*** Opening of Data for processing ***

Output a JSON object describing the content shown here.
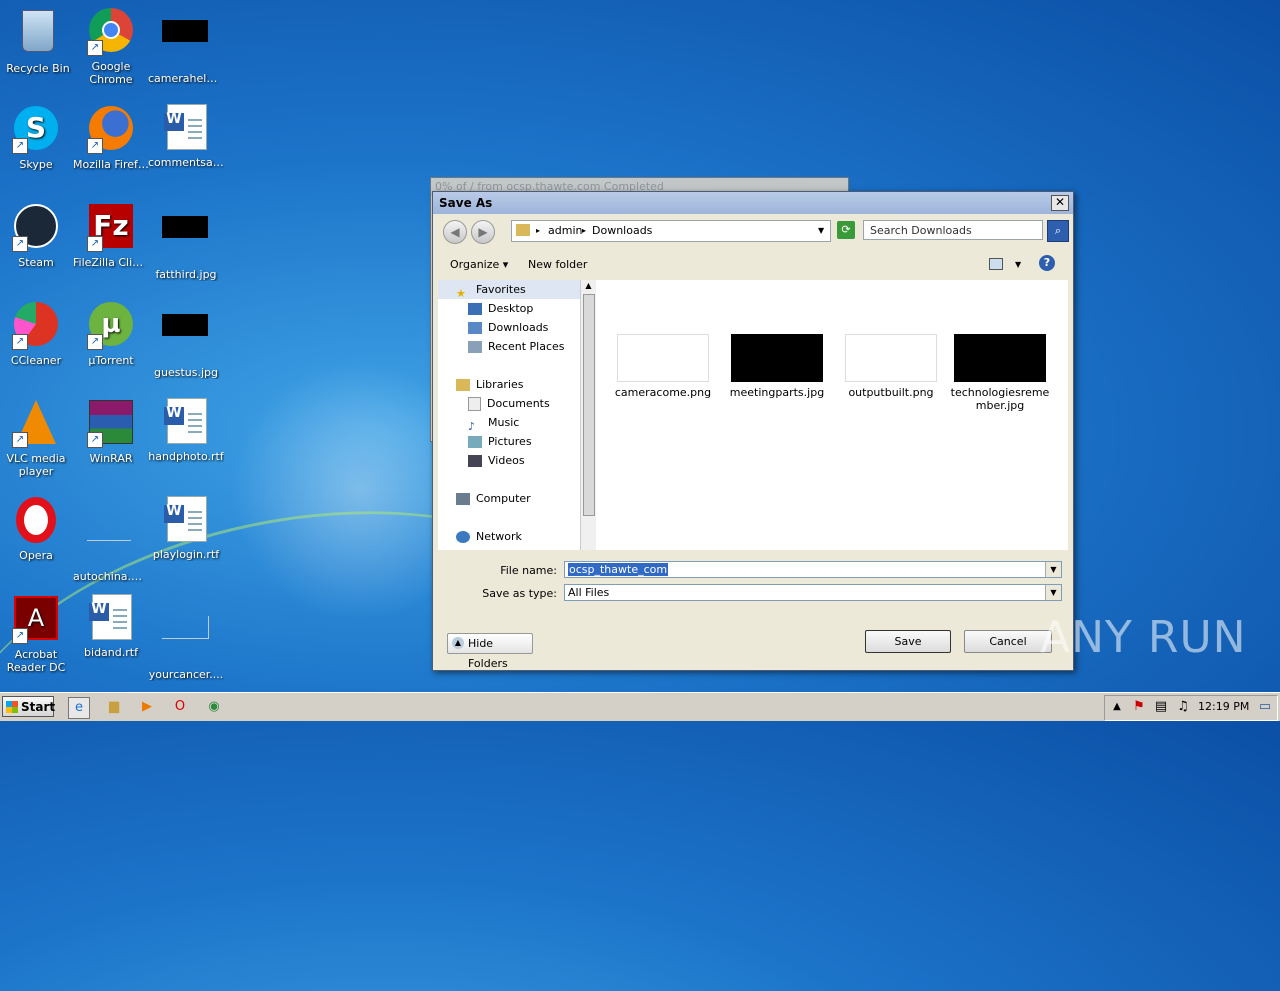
{
  "desktop": {
    "icons": [
      {
        "label": "Recycle Bin"
      },
      {
        "label": "Google Chrome"
      },
      {
        "label": "cameraheld...."
      },
      {
        "label": "Skype"
      },
      {
        "label": "Mozilla Firefox"
      },
      {
        "label": "commentsas..."
      },
      {
        "label": "Steam"
      },
      {
        "label": "FileZilla Client"
      },
      {
        "label": "fatthird.jpg"
      },
      {
        "label": "CCleaner"
      },
      {
        "label": "µTorrent"
      },
      {
        "label": "guestus.jpg"
      },
      {
        "label": "VLC media player"
      },
      {
        "label": "WinRAR"
      },
      {
        "label": "handphoto.rtf"
      },
      {
        "label": "Opera"
      },
      {
        "label": "autochina.png"
      },
      {
        "label": "playlogin.rtf"
      },
      {
        "label": "Acrobat Reader DC"
      },
      {
        "label": "bidand.rtf"
      },
      {
        "label": "yourcancer...."
      }
    ]
  },
  "bg_window": {
    "title": "0% of / from ocsp.thawte.com Completed"
  },
  "dialog": {
    "title": "Save As",
    "close_label": "✕",
    "breadcrumb": [
      "admin",
      "Downloads"
    ],
    "search_placeholder": "Search Downloads",
    "organize_label": "Organize",
    "new_folder_label": "New folder",
    "help_label": "?",
    "nav": {
      "favorites": "Favorites",
      "desktop": "Desktop",
      "downloads": "Downloads",
      "recent": "Recent Places",
      "libraries": "Libraries",
      "documents": "Documents",
      "music": "Music",
      "pictures": "Pictures",
      "videos": "Videos",
      "computer": "Computer",
      "network": "Network"
    },
    "files": [
      {
        "name": "cameracome.png"
      },
      {
        "name": "meetingparts.jpg"
      },
      {
        "name": "outputbuilt.png"
      },
      {
        "name": "technologiesremember.jpg"
      }
    ],
    "file_name_label": "File name:",
    "file_name_value": "ocsp_thawte_com",
    "save_type_label": "Save as type:",
    "save_type_value": "All Files",
    "hide_folders_label": "Hide Folders",
    "save_label": "Save",
    "cancel_label": "Cancel"
  },
  "watermark": "ANY RUN",
  "taskbar": {
    "start_label": "Start",
    "clock": "12:19 PM"
  },
  "colors": {
    "accent": "#316ac5",
    "desktop_bg": "#1c74c9"
  }
}
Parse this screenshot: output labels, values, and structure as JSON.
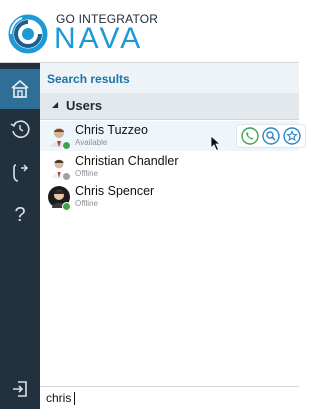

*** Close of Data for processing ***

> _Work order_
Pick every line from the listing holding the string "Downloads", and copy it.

> _Reply_
      "Downloads"
    "search_placeholder": "Search Downloads",
      "downloads": "Downloads",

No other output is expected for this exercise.